Carolyn had seen the muffled sobs that shook me in the pew and had come to gather me into her arms. Despite having only met twice before, Carolyn ushered me from the sanctuary to a place where I could unload the agony burning inside me. My father had recently passed away, and I was a wreck. Carolyn offered comfort and counsel while thousands of people worshiped God in the next room over. Carolyn met my need in the privacy of a ladies room. It was there where the Holy Spirit did a great work and helped to heal my hurt.
Each week for months after the passing of my father, I would return to church twice a week. Each worship time, I would find liquid emotion streaming down my face. The emotions that I had kept in check throughout the week could not be contained. Worship is suppose to be about God; it’s suppose to be about praising Him and honoring him. For me, worship had become a place of raw emotion where I met with God. As the healing of my heart gradually occurred, I cried less and less.
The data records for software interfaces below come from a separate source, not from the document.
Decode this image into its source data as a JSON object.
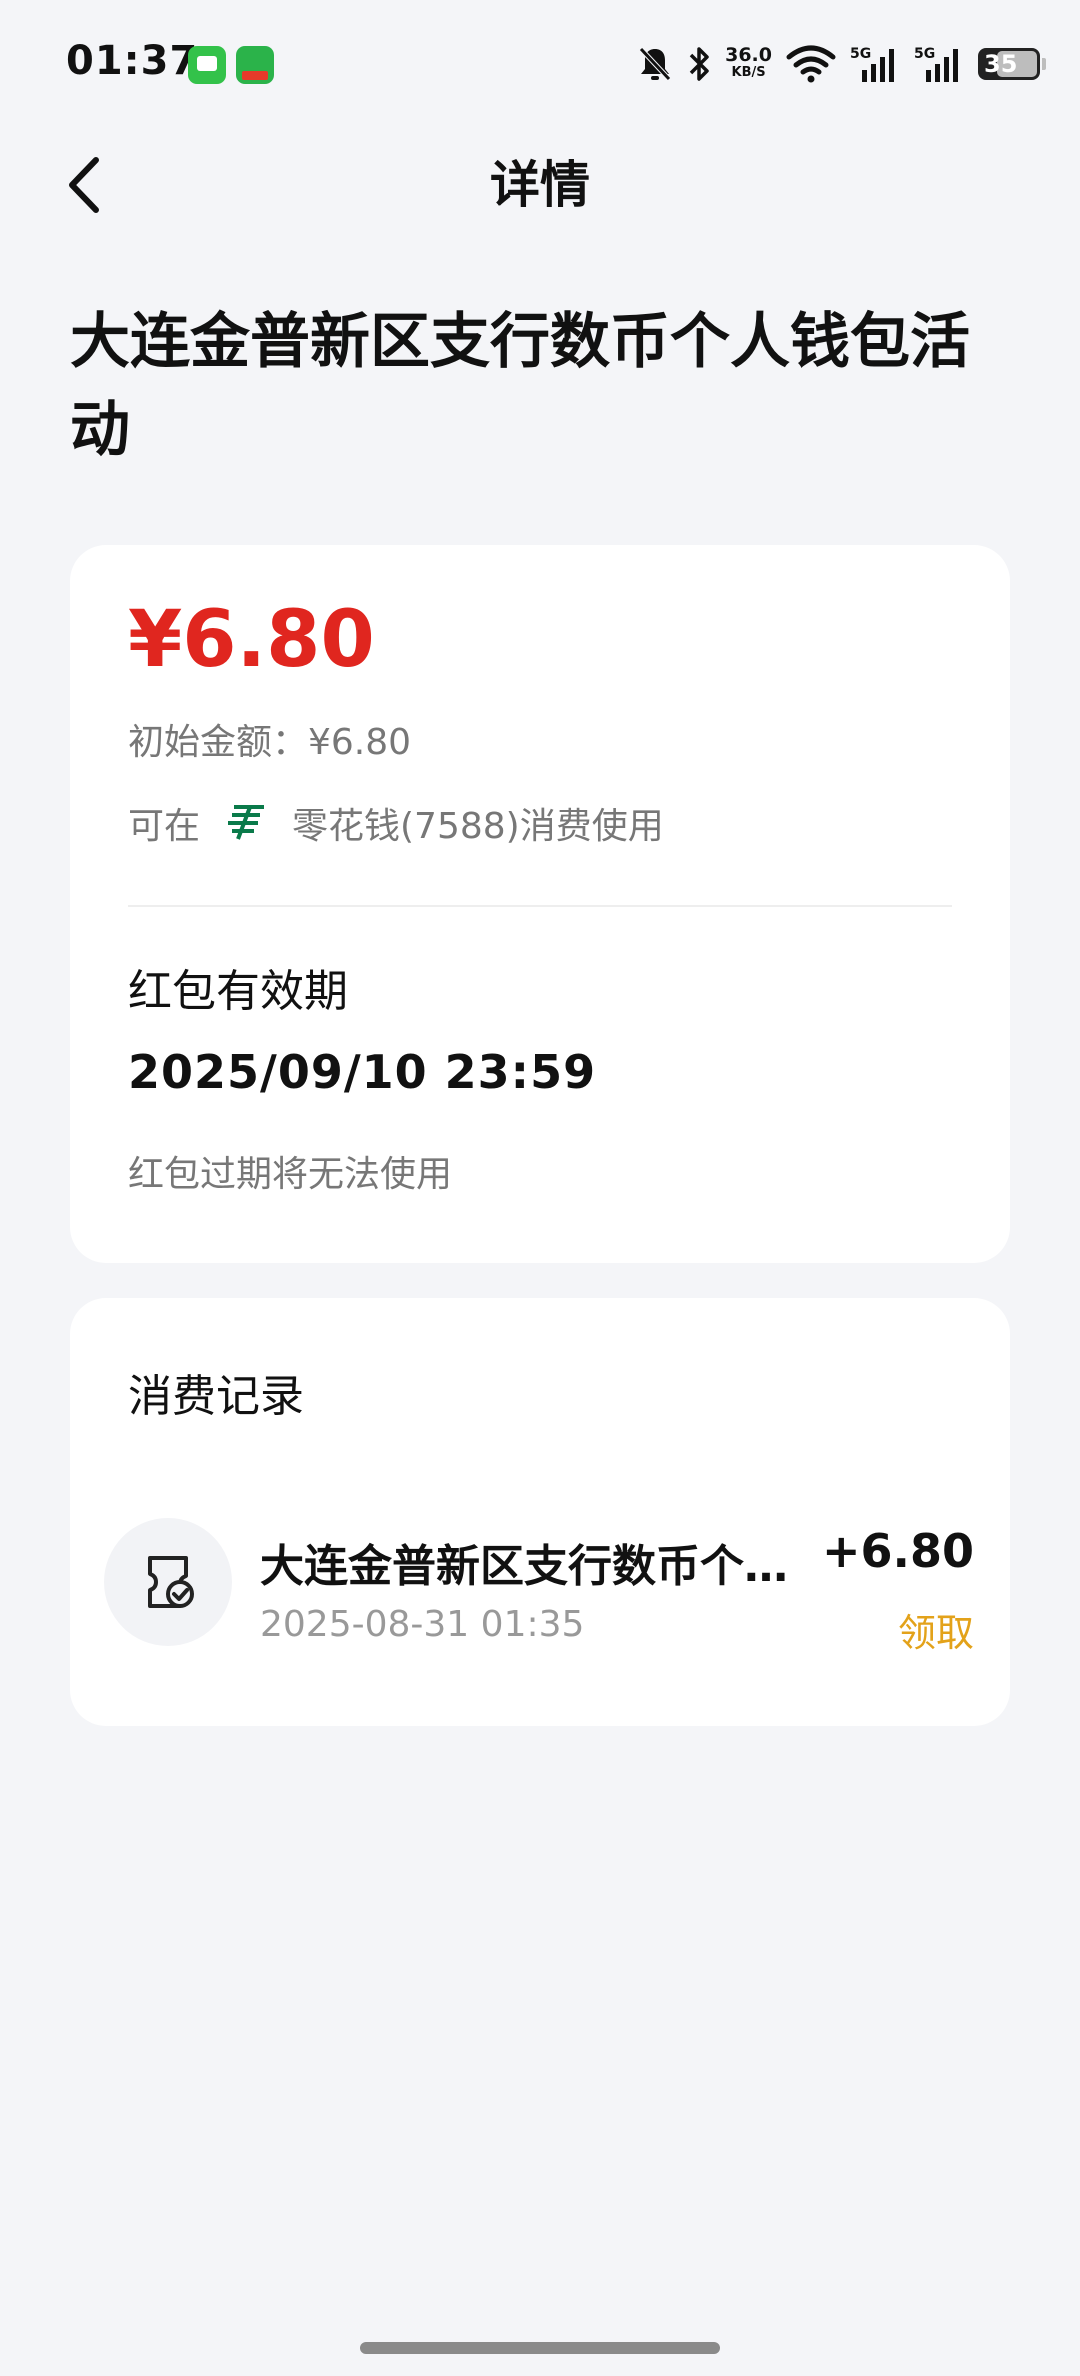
{
  "status_bar": {
    "time": "01:37",
    "net_speed_value": "36.0",
    "net_speed_unit": "KB/S",
    "signal_1": "5G",
    "signal_2": "5G",
    "battery_level": "35",
    "icons": [
      "message-app-icon",
      "shopping-app-icon",
      "mute-bell-icon",
      "bluetooth-icon",
      "wifi-icon",
      "signal-icon",
      "battery-icon"
    ]
  },
  "header": {
    "title": "详情"
  },
  "activity": {
    "title": "大连金普新区支行数币个人钱包活动"
  },
  "red_packet": {
    "amount": "¥6.80",
    "initial_amount_label": "初始金额：¥6.80",
    "usable_prefix": "可在",
    "usable_wallet": "零花钱(7588)消费使用",
    "validity_label": "红包有效期",
    "validity_date": "2025/09/10 23:59",
    "validity_note": "红包过期将无法使用"
  },
  "records": {
    "title": "消费记录",
    "items": [
      {
        "name": "大连金普新区支行数币个人钱包活动",
        "time": "2025-08-31 01:35",
        "amount": "+6.80",
        "status": "领取"
      }
    ]
  },
  "colors": {
    "amount_red": "#e0261f",
    "status_orange": "#e3a21a",
    "bank_green": "#0a7a4a",
    "background": "#f4f5f8"
  }
}
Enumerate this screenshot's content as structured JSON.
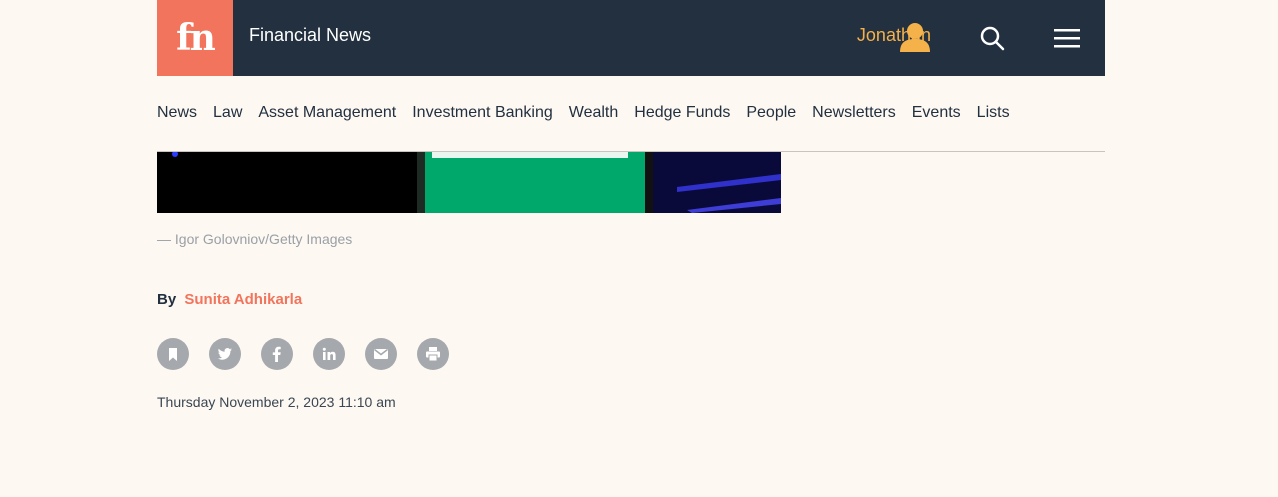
{
  "header": {
    "logo_text": "fn",
    "site_title": "Financial News",
    "user_name": "Jonathan",
    "icons": [
      "user-icon",
      "search-icon",
      "menu-icon"
    ]
  },
  "nav": {
    "items": [
      "News",
      "Law",
      "Asset Management",
      "Investment Banking",
      "Wealth",
      "Hedge Funds",
      "People",
      "Newsletters",
      "Events",
      "Lists"
    ]
  },
  "article": {
    "image_caption": "— Igor Golovniov/Getty Images",
    "byline_prefix": "By",
    "author": "Sunita Adhikarla",
    "timestamp": "Thursday November 2, 2023 11:10 am"
  },
  "share_icons": [
    "bookmark-icon",
    "twitter-icon",
    "facebook-icon",
    "linkedin-icon",
    "email-icon",
    "print-icon"
  ],
  "colors": {
    "header_bg": "#22303f",
    "logo_bg": "#f2745c",
    "accent_user": "#f5b14a",
    "author": "#f2745c",
    "page_bg": "#fdf8f2",
    "share_icon_bg": "#a5a9ad"
  }
}
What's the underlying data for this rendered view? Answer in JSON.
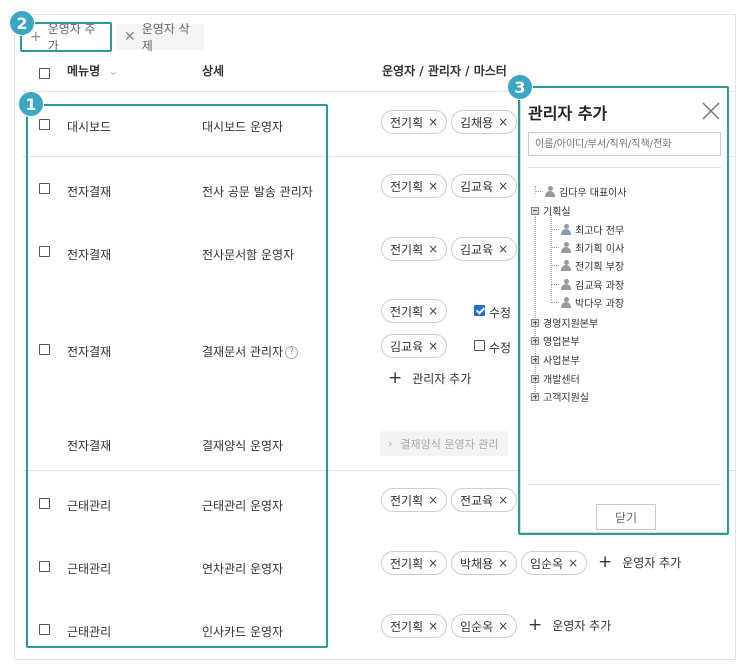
{
  "toolbar": {
    "add_label": "운영자 추가",
    "delete_label": "운영자 삭제"
  },
  "badges": [
    "2",
    "1",
    "3"
  ],
  "header": {
    "menu": "메뉴명",
    "detail": "상세",
    "operators": "운영자 / 관리자 / 마스터"
  },
  "rows": [
    {
      "menu": "대시보드",
      "detail": "대시보드 운영자",
      "chips": [
        "전기획",
        "김채용"
      ]
    },
    {
      "menu": "전자결재",
      "detail": "전사 공문 발송 관리자",
      "chips": [
        "전기획",
        "김교육"
      ]
    },
    {
      "menu": "전자결재",
      "detail": "전사문서함 운영자",
      "chips": [
        "전기획",
        "김교육"
      ]
    },
    {
      "menu": "전자결재",
      "detail": "결재문서 관리자",
      "chips": [
        "전기획",
        "김교육"
      ],
      "perm_checked": "수정",
      "perm_unchecked": "수정",
      "add_admin": "관리자 추가"
    },
    {
      "menu": "전자결재",
      "detail": "결재양식 운영자",
      "button": "결재양식 운영자 관리"
    },
    {
      "menu": "근태관리",
      "detail": "근태관리 운영자",
      "chips": [
        "전기획",
        "전교육"
      ]
    },
    {
      "menu": "근태관리",
      "detail": "연차관리 운영자",
      "chips": [
        "전기획",
        "박채용",
        "임순옥"
      ],
      "add_op": "운영자 추가"
    },
    {
      "menu": "근태관리",
      "detail": "인사카드 운영자",
      "chips": [
        "전기획",
        "임순옥"
      ],
      "add_op": "운영자 추가"
    }
  ],
  "chip_close": "×",
  "help_mark": "?",
  "modal": {
    "title": "관리자 추가",
    "search_placeholder": "이름/아이디/부서/직위/직책/전화",
    "tree": {
      "top_person": "김다우 대표이사",
      "dept_open": "기획실",
      "members": [
        "최고다 전무",
        "최기획 이사",
        "전기획 부장",
        "김교육 과장",
        "박다우 과장"
      ],
      "depts_closed": [
        "경영지원본부",
        "영업본부",
        "사업본부",
        "개발센터",
        "고객지원실"
      ]
    },
    "close_button": "닫기"
  },
  "colors": {
    "highlight": "#2a9a9a",
    "badge": "#3aa7c4",
    "checkbox_checked": "#1f6fd1"
  }
}
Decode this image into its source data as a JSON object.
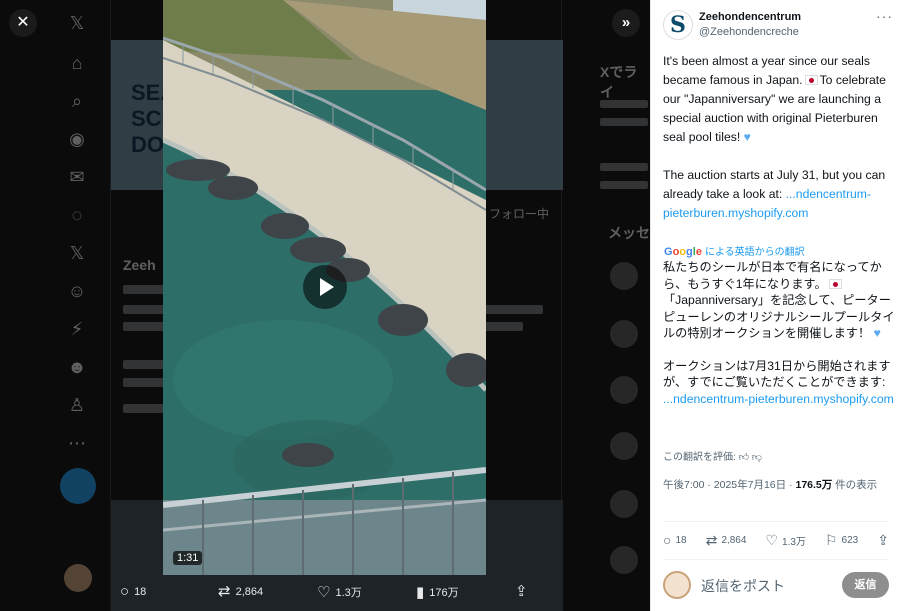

God is good. God loves me. God is worthy of my praise, worship, adoration, and devotion even in the darkest moments of my life. Humbling myself into submission to God’s plan for my life week in and week out has been the core of my strength in troubled times.
The death of my father, while agonizing, would not be the deepest loss I would face in life nor the last. In the 20 years since that time, I have shed too many tears to count. Yet, most of the times I have found myself giving into pain or grief have been times of solitude: the quiet car rides, showers, or restless nights. It seems natural to cry during such private moments when thoughts easily wander towards grief, but in the midst of a public worship service?
Crying in public is not socially acceptable. One can get away with it at funerals and weddings, but not walking down the grocery aisle or sitting at a Starbucks. So what makes worship different? I think two things. The first is that safety of the body of Christ. These are our brothers and sisters in Christ. This is our spiritual family. These are people in dwelt with the Holy Spirit, the same Spirit that dwells in me. There is not merely a camaraderie, but there is literal power when the person seated near you sees your tears and lifts you up in prayer. It physically brings comfort and healing. The second reason I believe this to be true is that as an individual member of the universal body of Christ we are one. In this oneness, it is easy for us to melt into worship as if there is no one else around. We alone are worshiping God, and in that divine communion nothing else matters. Once we are drawn into the presence of the Living God it is easy to be swept up in the moment.
So when you sit in church and see someone with tears streaming down their cheeks or wiping away that tear from the corner of their eye, lift them up in prayer. If God is calling you to personally minister to them, don’t ignore that call. However, for the most part, there is no need to interrupt the healing work the Holy Spirit is doing. And if you find yourself needing to cry, let it happen. Let the Great Physician do his work.
He is good. All the time.